A recently completed study by Wisconsin ag department and the Department of Natural Resources has increased the understanding of air emissions and odors on larger-sized livestock farms, and lays the groundwork for future studies in this important area. The multi-year project to study odor and air emissions from Wisconsin dairy and livestock farms was supported by a Conservation Innovation Grant from the USDA Natural Resources Conservation Service (NRCS).

Larger livestock farms volunteered to be part of the study. Five dairy farms and one heifer raising operation were selected. The farms ranged in size from 400 to more than 2,500 head of cattle. Four manure management practices were evaluated: anaerobic manure digesters, an impermeable cover placed over manure lagoons, a permeable manure lagoon cover, and a solids separation and aeration system.

"The project evaluated the air emissions and odor levels from six dairy and livestock operations and then compared the odor levels both before and after the installation of best management practices that were intended to reduce odor or emissions," said Steve Struss, project co-manager with the state agriculture department.

More than 2,000 air samples were collected during the project. The samples measured odors and the airborne concentrations of ammonia and hydrogen sulfide, two compounds most likely to be present on livestock operations. Struss emphasized that the study did not attempt to measure emissions for the entire farms.

While the number of farms within the study was limited, it appears that impermeable covers significantly reduce ambient concentrations of ammonia and hydrogen sulfide. Not surprising, when stored manure was agitated or pumped, higher concentrations of ammonia and hydrogen sulfide were detected.

Based on sampling results, it appears that the odor model used in Wisconsin's livestock operation siting process accurately predicts the odor from covered manure storage lagoons and the amount of odor from manure lagoons between two and four acres in size. However the model appears to underestimate the amount of odor from small manure lagoons and manure digesters.

The findings of the study suggest options for farmers who wish to reduce odors from their farm, among them:
  • Minimize surface agitation of waste storage lagoons to limit exposure to the air including the use of submerged inlet pipes and mixing below the surface of the lagoon.

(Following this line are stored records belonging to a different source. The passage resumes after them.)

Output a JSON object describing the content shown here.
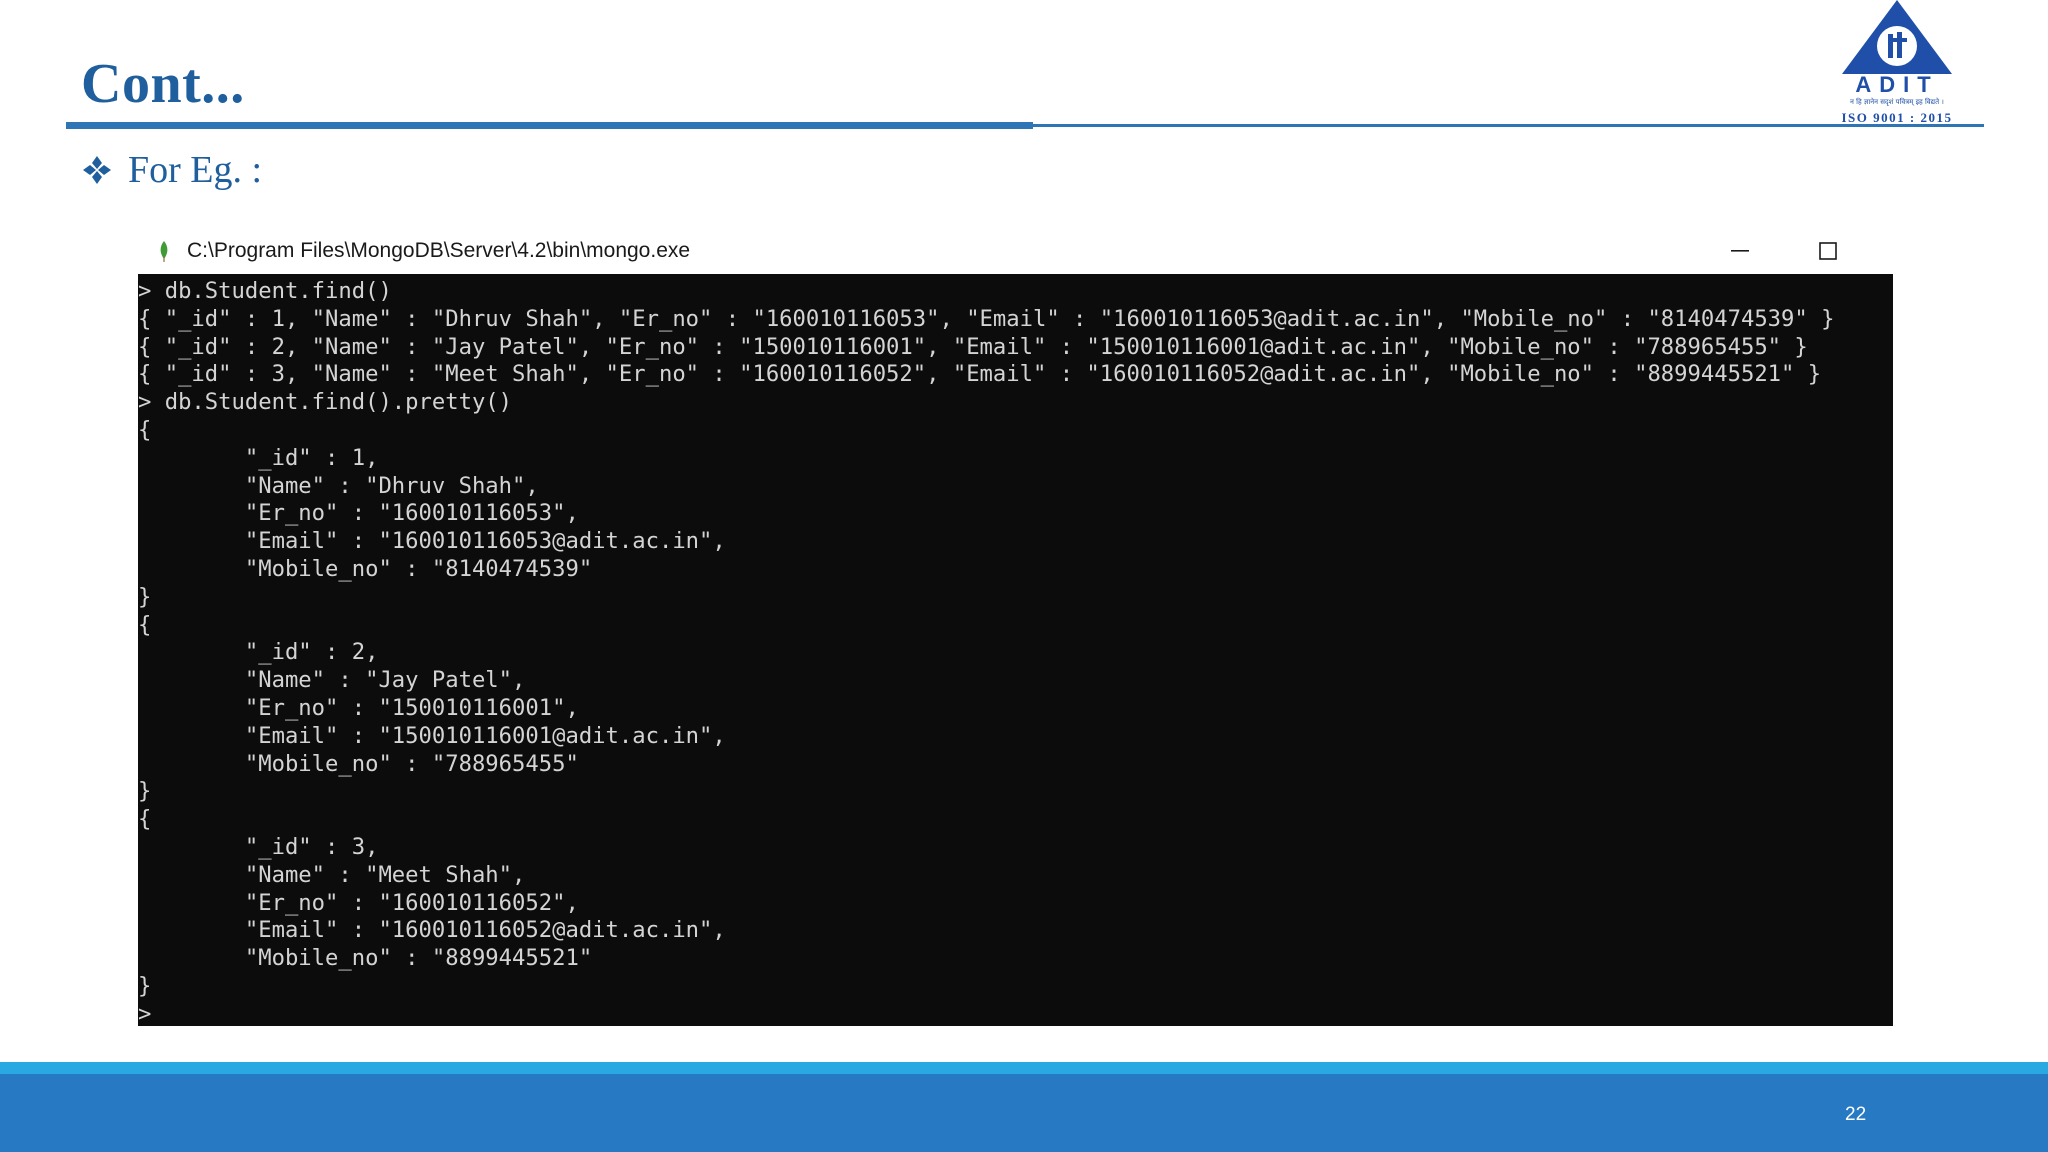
{
  "slide": {
    "title": "Cont...",
    "bullet": "For Eg. :",
    "page_number": "22"
  },
  "logo": {
    "brand": "ADIT",
    "tagline": "न हि ज्ञानेन सदृशं पवित्रम् इह विद्यते ।",
    "certification": "ISO 9001 : 2015"
  },
  "window": {
    "title": "C:\\Program Files\\MongoDB\\Server\\4.2\\bin\\mongo.exe",
    "icon": "mongodb-leaf-icon",
    "controls": [
      "minimize-icon",
      "maximize-icon"
    ]
  },
  "console": {
    "lines": [
      "> db.Student.find()",
      "{ \"_id\" : 1, \"Name\" : \"Dhruv Shah\", \"Er_no\" : \"160010116053\", \"Email\" : \"160010116053@adit.ac.in\", \"Mobile_no\" : \"8140474539\" }",
      "{ \"_id\" : 2, \"Name\" : \"Jay Patel\", \"Er_no\" : \"150010116001\", \"Email\" : \"150010116001@adit.ac.in\", \"Mobile_no\" : \"788965455\" }",
      "{ \"_id\" : 3, \"Name\" : \"Meet Shah\", \"Er_no\" : \"160010116052\", \"Email\" : \"160010116052@adit.ac.in\", \"Mobile_no\" : \"8899445521\" }",
      "> db.Student.find().pretty()",
      "{",
      "        \"_id\" : 1,",
      "        \"Name\" : \"Dhruv Shah\",",
      "        \"Er_no\" : \"160010116053\",",
      "        \"Email\" : \"160010116053@adit.ac.in\",",
      "        \"Mobile_no\" : \"8140474539\"",
      "}",
      "{",
      "        \"_id\" : 2,",
      "        \"Name\" : \"Jay Patel\",",
      "        \"Er_no\" : \"150010116001\",",
      "        \"Email\" : \"150010116001@adit.ac.in\",",
      "        \"Mobile_no\" : \"788965455\"",
      "}",
      "{",
      "        \"_id\" : 3,",
      "        \"Name\" : \"Meet Shah\",",
      "        \"Er_no\" : \"160010116052\",",
      "        \"Email\" : \"160010116052@adit.ac.in\",",
      "        \"Mobile_no\" : \"8899445521\"",
      "}",
      ">"
    ]
  },
  "colors": {
    "title": "#1f5f9e",
    "rule": "#2e75b6",
    "footer_light": "#29a9e1",
    "footer_dark": "#2779c4",
    "console_bg": "#0c0c0c",
    "console_text": "#d4d4d4"
  }
}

  • If a manure digester is used, maximize the time manure is kept inside the digester to reduce odors from the manure lagoon. A high quality flare with a reliable igniter to burn off gas also avoids unintentional releases of digester gas.

  • Installation of new manure storage lagoons would benefit greatly from an impermeable cover which can reduce odors by 100 percent.

  • Existing manure storage lagoons would benefit from a permeable cover which can reduce odor by about 70 percent.

  • Keep stored feed clean and dry. Wet feed produces odors and reduces feed quality.

  • A solids separator can be used to produce bedding materials and reduce odor by approximately 25 percent.

  • Keep animal densities low on open feedlots as high stocking rates increase odors as well as runoff and erosion.

  • Separation distance from neighbors is a simple, but effective tool to reduce odor impacts, place new livestock housing or manure lagoons as far as possible from nearby residents.
The final report and farm specific data is available on DATCP web site.